INDIANAPOLIS, Feb. 6 (UPI) -- Special-needs students need protective laws, advocates said, after the feet of a girl with Down syndrome were duct-taped at an Indiana grade school.
School officials said they are investigating the incident at Westlake Elementary School in Wayne Township and notified the Department of Child Services, the Indianapolis Star reported Wednesday.
The 8-year-old's parents, Nate and Elizabeth Searcy, said the tape was so wound so tightly around their daughter's shoes and socks that Shaylyn couldn't walk.
"It's an outrage," said Kim Dodson, associate executive director of ARC of Indiana, a special-needs advocacy group.
What happened to Shaylyn on Monday, she said, could happen to any special-needs student because Indiana is one of 20 states that don't have laws requiring school policies prohibiting excessive use of "seclusion and restraint."
"I think that it is time for the state of Indiana to do something to require all school corporations to have some type of policy on record," Dodson said Tuesday.
Shaylyn's mother, Elizabeth, said her daughter sometimes won't keep her shoes on, and that the school has called previously about it, the Star said.
"I don't know why they couldn't have called me again this time," she said.
Searcy said her daughter had duct tape from her feet up to above her ankles and was unable to exit the school bus Monday because her legs hurt.
"And it was industrial duct tape," she said. "It literally pulled fabric off her socks and vinyl off her shoes, it was so strong."
The Searcys took their daughter back to the school and sought help removing the duct tape, a procedure that took 30 minutes, the Star said. The girl's ankles sustained bruising.
Wayne Township Schools said in a statement Tuesday it has begun launched an investigation.

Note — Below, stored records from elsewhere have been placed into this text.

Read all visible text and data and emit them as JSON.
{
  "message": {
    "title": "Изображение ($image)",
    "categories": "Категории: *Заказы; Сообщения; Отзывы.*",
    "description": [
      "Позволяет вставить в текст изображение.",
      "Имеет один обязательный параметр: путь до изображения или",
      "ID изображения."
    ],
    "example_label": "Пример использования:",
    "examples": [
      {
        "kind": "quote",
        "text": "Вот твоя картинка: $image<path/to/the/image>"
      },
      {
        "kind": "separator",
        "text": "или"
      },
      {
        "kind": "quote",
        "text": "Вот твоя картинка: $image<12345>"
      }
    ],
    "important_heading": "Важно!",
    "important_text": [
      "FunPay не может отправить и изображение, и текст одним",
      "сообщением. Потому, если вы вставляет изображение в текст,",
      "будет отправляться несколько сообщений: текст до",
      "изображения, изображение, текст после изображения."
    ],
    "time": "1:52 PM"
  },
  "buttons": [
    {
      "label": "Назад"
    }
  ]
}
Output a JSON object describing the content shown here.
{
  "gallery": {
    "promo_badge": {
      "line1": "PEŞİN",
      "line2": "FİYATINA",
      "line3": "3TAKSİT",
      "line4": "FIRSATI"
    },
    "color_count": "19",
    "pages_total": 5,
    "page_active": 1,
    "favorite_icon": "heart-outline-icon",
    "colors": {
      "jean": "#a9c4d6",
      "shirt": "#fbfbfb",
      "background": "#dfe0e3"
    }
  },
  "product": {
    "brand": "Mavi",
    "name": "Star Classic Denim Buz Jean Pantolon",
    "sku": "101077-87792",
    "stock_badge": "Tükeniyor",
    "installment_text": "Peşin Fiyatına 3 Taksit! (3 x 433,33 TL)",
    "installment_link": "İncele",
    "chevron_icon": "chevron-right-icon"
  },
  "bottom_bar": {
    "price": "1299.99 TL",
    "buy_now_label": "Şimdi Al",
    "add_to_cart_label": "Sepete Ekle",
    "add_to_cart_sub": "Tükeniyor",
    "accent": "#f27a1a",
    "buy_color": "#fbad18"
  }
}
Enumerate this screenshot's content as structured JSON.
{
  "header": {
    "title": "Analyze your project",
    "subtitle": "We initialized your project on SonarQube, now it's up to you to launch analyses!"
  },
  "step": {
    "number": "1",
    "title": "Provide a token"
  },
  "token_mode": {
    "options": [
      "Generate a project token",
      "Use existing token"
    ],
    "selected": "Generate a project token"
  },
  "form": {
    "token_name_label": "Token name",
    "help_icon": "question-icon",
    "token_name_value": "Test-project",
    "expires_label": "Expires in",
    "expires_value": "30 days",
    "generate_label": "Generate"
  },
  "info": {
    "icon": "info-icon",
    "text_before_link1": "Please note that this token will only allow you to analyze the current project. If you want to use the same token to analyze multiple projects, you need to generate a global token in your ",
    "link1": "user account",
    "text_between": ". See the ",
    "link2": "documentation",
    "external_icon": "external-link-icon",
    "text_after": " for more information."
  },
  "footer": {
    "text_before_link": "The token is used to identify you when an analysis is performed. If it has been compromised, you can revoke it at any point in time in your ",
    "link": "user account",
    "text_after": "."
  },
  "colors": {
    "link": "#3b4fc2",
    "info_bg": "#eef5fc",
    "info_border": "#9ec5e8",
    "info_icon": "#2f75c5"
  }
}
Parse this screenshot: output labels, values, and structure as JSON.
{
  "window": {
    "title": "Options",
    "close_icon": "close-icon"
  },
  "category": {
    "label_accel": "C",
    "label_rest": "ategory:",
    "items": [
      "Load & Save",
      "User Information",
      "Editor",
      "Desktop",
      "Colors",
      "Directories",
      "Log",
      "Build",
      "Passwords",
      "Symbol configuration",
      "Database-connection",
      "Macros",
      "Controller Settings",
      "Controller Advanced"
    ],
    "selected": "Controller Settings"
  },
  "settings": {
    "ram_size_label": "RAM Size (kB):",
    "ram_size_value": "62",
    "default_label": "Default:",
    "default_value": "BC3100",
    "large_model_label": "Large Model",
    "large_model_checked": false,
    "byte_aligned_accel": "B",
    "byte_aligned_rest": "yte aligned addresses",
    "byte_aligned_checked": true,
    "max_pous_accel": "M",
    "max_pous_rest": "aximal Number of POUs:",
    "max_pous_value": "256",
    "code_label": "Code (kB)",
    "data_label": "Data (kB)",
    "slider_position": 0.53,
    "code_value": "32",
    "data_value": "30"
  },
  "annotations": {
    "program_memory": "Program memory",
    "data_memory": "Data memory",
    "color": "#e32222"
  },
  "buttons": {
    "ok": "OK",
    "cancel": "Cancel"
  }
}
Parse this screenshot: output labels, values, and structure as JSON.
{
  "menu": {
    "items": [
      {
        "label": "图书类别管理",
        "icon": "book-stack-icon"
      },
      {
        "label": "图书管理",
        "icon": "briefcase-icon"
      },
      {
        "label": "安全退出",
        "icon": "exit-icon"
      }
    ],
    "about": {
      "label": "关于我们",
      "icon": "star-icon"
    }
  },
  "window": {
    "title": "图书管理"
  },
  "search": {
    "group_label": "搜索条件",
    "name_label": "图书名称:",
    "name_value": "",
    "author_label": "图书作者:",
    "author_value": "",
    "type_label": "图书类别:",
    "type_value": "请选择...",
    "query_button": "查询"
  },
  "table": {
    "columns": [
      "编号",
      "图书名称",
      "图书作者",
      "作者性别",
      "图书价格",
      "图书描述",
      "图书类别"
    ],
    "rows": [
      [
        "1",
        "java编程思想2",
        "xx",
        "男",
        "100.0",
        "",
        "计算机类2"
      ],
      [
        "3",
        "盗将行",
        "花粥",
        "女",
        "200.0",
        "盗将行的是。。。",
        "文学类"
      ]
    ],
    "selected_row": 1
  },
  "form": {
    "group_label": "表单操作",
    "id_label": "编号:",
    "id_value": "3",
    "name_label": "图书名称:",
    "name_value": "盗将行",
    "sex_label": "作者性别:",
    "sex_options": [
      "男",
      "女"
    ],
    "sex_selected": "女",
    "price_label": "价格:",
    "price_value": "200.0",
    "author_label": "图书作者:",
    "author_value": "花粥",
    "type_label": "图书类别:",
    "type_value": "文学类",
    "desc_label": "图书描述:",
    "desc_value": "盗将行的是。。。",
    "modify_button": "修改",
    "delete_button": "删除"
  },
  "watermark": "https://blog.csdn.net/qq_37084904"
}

"When the investigation into this incident is concluded, we will take appropriate action," the statement said.
In the state Legislature, a Senate committee is scheduled to hear next week a bill that would require local school boards to approve policies on seclusion and restraint.